One family's new Florida home emerges unscathed from a brutal hurricane season, thanks to modern building methods.
By Ben Brown

During last year's hurricane season, Fort Pierce, a town on Florida's southeastern coast, was ground zero for Frances and Jeanne, two of four storms that wrought devastation on the state. The Peed family's new home, tucked off the Intracoastal Waterway, was hammered by the storms' 100-mph-plus winds and driving rain. "You could see waves crashing in our front yard," says Brooks Peed. The experience, he admits, "was eye-opening."

So if any family knows what works in storm-resistant housing, it's the Peeds. When they bought property in the historic enclave of St. Lucie Village a dozen years ago, they first lived in a home that had stood waterside since 1907. Then Brooks, his wife, Lori, and their three daughters decided to build a new house on the property. From the outset, they impressed upon architect Lynn Silkworth that they wanted to retain the historic structure's Old Florida feel. Particularly, Lynn says, the family wanted to incorporate wide porches and overhangs and plenty of windows and doors to bring the coastal environment inside.
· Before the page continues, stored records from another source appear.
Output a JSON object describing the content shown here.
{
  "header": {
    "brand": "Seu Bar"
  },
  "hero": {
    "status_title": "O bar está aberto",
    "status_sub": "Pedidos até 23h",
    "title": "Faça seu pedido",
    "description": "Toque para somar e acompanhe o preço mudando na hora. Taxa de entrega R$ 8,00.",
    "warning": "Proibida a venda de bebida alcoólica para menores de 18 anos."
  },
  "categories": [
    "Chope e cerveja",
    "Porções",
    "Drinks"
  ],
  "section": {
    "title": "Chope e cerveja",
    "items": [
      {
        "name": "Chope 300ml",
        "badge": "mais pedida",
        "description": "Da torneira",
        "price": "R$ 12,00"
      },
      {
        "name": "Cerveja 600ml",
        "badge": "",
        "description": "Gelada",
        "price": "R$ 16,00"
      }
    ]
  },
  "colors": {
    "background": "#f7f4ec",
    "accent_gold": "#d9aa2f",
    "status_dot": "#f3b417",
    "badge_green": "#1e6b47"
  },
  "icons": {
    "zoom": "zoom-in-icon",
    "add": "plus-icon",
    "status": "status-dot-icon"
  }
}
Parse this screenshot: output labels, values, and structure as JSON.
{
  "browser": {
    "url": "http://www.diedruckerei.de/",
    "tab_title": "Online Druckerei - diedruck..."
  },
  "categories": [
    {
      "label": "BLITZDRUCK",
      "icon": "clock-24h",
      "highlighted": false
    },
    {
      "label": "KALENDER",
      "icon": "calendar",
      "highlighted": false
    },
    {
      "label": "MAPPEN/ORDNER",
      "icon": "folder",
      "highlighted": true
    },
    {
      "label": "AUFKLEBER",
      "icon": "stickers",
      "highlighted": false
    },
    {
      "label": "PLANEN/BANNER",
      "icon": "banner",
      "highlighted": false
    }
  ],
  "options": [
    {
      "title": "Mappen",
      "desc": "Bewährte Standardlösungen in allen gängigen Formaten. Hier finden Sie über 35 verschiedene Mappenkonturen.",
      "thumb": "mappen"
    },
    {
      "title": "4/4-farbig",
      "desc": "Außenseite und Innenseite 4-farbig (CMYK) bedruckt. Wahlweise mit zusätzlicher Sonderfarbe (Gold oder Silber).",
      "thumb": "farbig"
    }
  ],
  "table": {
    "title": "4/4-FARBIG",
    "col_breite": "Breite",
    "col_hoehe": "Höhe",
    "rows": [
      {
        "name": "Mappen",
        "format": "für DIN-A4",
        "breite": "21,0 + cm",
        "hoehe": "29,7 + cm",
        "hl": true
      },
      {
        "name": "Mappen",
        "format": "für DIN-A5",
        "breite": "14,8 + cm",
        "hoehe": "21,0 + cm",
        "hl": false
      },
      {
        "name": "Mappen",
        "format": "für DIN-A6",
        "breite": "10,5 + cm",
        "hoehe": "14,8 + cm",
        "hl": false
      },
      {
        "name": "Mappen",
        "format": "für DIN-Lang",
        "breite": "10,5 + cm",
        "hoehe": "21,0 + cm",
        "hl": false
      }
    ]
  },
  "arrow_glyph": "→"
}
Lynn knew the porches, if not engineered properly, could be vulnerable to high winds. And while the windows and doors welcomed sunlight, they also could be weak spots during storms if the right products were not installed correctly.

To ensure that the new structure would fare as well as the property's century-old home, Lynn turned to modern technology. To tie the foundation to the walls and roof, he required some 100 half-inch steel rods anchored in the cement foundation, threaded through the walls, and bolted into the rafters three stories up. When the tension on the rods was increased, the whole house became lashed into one system anchored securely in the foundation.

Inside, the architect prescribed shear walls: plywood reinforcement beneath drywall on either side of wall studs that prevents structural twisting in high winds. And he made the pantry off the kitchen a safe room, a space with no openings to the exterior and strengthened by shear walls.

A year after construction was complete, the Peeds decided to stay in their home during two fierce hurricanes. The family is not likely to forget the sound of roofing nails popping out of asphalt shingles in 120-mph winds, Brooks says. While only evacuation can guarantee personal security in a hurricane, the architectural and structural features helped spare the Peeds' home―and protected the family. "We felt safe," says Brooks, who rode out the storms in the pantry safe room.